Today was another food adventure, this time to a Peruvian restaurant with Kavita while discussing some web stuff she'd like me to do. There isn't much Peruvian food that I am likely to eat (a lot of casseroles and other foods that I generally dislike), but they had a wonderful Mango cream soup. This was in Shadyside above their Pamela's.
Later, I went with Eric to a local hatter who works out of his home. The guy seemed cool, lived a lot of his time in the states west of Texas (mentioning some Jewish-cowboy connections), and he had a neat painting of the Lubavitcher Rebbe on his wall. After trying a large number of hats on me, he found that my head is simply too large for anything he had, but after taking some measurements, and finding two styles I like, he's going to order some (one black, one light-grey). Hopefully I'll have two hats in a few weeks. Hurrah! I'll need to figure out if I want to dig into the archaic and sexist hat conventions or not, and if so to what extent. I might learn to tip my hat as a greeting, but I think I'll skip the bits specific to women, ignore the flag/anthem bit (patriotism is a character flaw), and possibly ignore the funeral procession bit. I'll probably take my hat off indoors.. Meh. I'm not much for tradition. Unless a tradition or element of manners either intuitively makes sense or is ingrained enough into me that it'd be hard to change, I'm more likely than not to intentionally discard it.

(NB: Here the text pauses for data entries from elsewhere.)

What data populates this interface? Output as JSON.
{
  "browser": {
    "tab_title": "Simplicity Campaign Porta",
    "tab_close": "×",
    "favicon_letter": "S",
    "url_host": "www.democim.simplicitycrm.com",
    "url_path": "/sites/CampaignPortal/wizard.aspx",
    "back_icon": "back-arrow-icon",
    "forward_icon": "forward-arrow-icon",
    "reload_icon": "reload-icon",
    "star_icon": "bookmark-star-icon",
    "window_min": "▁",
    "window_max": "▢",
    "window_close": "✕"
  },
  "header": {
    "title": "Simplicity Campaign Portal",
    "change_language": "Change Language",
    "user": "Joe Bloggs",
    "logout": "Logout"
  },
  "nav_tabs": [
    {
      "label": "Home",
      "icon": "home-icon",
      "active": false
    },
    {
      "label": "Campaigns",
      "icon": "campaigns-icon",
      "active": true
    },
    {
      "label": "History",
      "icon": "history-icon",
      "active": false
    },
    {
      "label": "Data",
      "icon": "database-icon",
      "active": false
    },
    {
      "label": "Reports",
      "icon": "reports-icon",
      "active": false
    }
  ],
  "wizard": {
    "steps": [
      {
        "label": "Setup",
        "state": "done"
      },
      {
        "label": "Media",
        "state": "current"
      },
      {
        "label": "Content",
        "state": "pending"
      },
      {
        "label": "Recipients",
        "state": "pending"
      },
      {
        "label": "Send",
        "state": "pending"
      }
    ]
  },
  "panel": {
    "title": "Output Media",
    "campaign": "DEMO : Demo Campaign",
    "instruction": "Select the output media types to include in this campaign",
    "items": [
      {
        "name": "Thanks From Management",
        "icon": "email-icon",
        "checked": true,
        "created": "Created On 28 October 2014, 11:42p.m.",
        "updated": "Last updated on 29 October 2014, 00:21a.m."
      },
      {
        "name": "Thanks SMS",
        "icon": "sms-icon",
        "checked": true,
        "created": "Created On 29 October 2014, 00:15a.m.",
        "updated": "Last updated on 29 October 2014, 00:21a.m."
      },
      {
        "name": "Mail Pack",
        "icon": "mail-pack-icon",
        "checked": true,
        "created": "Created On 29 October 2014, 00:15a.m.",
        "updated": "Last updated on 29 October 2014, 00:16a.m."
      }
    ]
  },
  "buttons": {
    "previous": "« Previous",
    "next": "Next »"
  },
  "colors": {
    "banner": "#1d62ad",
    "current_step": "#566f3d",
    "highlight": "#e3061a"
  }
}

After I got home, I watched Yogen/Premonition, which was pretty creepy and scary. I like Japanese horror -- the genre is generally more intellectual than American horror, or at least the subset I've seen. One thing I like is how darkness is not considered as intrinsically scary. Another is that females (and males) generally have the ability to run more than 10 feet without stumbling.